> DESCRIPTION OF THE TASK
Return the data below in full. Keep each character unchanged.
- Opening Delimiter -
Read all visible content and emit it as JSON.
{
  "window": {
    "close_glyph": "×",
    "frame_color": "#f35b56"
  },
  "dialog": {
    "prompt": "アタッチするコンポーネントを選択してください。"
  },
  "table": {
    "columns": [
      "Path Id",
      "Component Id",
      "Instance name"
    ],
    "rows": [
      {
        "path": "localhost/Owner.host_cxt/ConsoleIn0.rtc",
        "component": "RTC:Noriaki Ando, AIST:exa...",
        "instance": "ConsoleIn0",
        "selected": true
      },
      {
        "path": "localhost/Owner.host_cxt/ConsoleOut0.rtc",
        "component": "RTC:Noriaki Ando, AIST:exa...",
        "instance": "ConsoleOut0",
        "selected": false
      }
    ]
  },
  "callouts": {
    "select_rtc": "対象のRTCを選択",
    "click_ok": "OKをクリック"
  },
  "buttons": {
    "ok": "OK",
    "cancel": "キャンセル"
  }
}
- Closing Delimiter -
> RESPONSE
Read all visible content and emit it as JSON.
{
  "window": {
    "close_glyph": "×",
    "frame_color": "#f35b56"
  },
  "dialog": {
    "prompt": "アタッチするコンポーネントを選択してください。"
  },
  "table": {
    "columns": [
      "Path Id",
      "Component Id",
      "Instance name"
    ],
    "rows": [
      {
        "path": "localhost/Owner.host_cxt/ConsoleIn0.rtc",
        "component": "RTC:Noriaki Ando, AIST:exa...",
        "instance": "ConsoleIn0",
        "selected": true
      },
      {
        "path": "localhost/Owner.host_cxt/ConsoleOut0.rtc",
        "component": "RTC:Noriaki Ando, AIST:exa...",
        "instance": "ConsoleOut0",
        "selected": false
      }
    ]
  },
  "callouts": {
    "select_rtc": "対象のRTCを選択",
    "click_ok": "OKをクリック"
  },
  "buttons": {
    "ok": "OK",
    "cancel": "キャンセル"
  }
}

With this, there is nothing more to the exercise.